In the case of Juan Diego, stage one began in 1979 and lasted until 1981, but any actual “evidence” resulting from this stage is nonexistent because officials in Rome died or retired during the process. Not a very good excuse if you ask me, but that is the one that the Vatican will give. In 1984 it was further decided that that evidence of a miracle would not be necessary because Juan Diego’s beatification was based on devotion to him as a holy person since the sixteenth century. In other words, he’d had a long time fan base, and that was good enough. Furthermore, it was decided that a historical study of his life would not be necessary. The skeptic in me wonders why this was decided after the two years of research into his life. Could it be that nothing turned up?
Next Step, Canonization
Well, I’m not the only one with doubts. In December of 1984, Monsignor Guillermo Schulenburg Prado forwarded to Rome some observations by Father Jose Martin Rivera which questioned whether Juan Diego had actually existed. While this caused a considerable delay, in 1990 Rome gave the green light for beatification. May 6, 1990, was the official date of beatification and Pope John Paul II presided. The funny thing about this ceremony, though, is that while the pope beatified three child martyrs during this supposed ceremony for Juan Diego, his name was never mentioned—not even once. However, the Acta Apostolicae Sedis, the official record of what happened, does contain such references.

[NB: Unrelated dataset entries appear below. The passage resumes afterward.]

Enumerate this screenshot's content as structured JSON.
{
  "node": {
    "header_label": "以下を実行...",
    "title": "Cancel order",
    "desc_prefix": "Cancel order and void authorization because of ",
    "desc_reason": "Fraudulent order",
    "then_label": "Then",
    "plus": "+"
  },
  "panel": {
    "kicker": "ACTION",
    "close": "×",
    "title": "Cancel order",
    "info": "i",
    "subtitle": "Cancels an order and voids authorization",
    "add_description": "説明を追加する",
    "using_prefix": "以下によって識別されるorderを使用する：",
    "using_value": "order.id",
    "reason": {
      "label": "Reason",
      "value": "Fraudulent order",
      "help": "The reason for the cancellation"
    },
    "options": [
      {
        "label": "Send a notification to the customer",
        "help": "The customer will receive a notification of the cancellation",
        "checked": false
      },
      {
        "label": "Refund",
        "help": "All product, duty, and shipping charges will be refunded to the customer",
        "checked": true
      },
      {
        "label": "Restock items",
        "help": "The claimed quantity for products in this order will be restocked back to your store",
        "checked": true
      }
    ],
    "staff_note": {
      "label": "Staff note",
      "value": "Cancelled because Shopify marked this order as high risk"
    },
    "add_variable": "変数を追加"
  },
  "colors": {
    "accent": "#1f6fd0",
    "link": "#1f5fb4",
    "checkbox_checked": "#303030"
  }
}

The rest of this process took on the form of a steamroller. Nothing could stand in its way. Canonization, which usually takes twenty five years and a miracle during that time, was reduced to five years. This was because, out of nowhere, a document on deer hide supposedly dated back to 1548 materialized with scenes of the apparitions and some inscriptions in Nahuatl describing Juan Diego’s life and death. Despite strong opposition to this “new” evidence that was not allowed to be tested, the Vatican pushed it through. The next seven years were more of the same. On February 26, 2002, Juan Diego’s canonization was approved and set for July 30th of the same year.
Books on This Topic
|Our Lady of Guadalupe: The Origins and Sources of a Mexican National Symbol, 1531–1797Only $30.78|
|Pedro Moya De Contreras: Catholic Reform and Royal Power in New Spain, 1571-1591|
|PEDRO MOYA DE CONTRERAS|
What Really Happened
Okay, so the Vatican merely gave the people of Mexico what they wanted, right? The Virgen of Guadalupe was already their national symbol and patron saint—it only made sense that the other character of the legend be made a saint, as well. Here’s the problem with that thought process. You don’t give a child candy for breakfast just because they get to have it after dinner. Similarly, perpetuating a lie just to appease, or satisfy the mob, does not make what you did virtuous act. The Vatican failed here.
Here’s what actually happened. The Virgen de Guadalupe had already been declared a true deity and saint. Not following that up with Juan Diego, whom she supposedly appeared to, would require that some sort of retraction be made in reference to the Virgen de Guadalupe, also known as the Mother of God. This was less about proving a human existed and completely about not having to admit that a huge lie was told. The argument by believers that at least this gives people a reason to have hope is absurd. Believing a lie equals hope? Maybe I’m missing something. The moral of this story is—don’t take questionable events for granted, even if they carry the Vatican’s stamp of approval.
Poole, Stafford. "History versus Juan Diego." The Americas, Vol. 62, No. 1 July 2005: 1-16.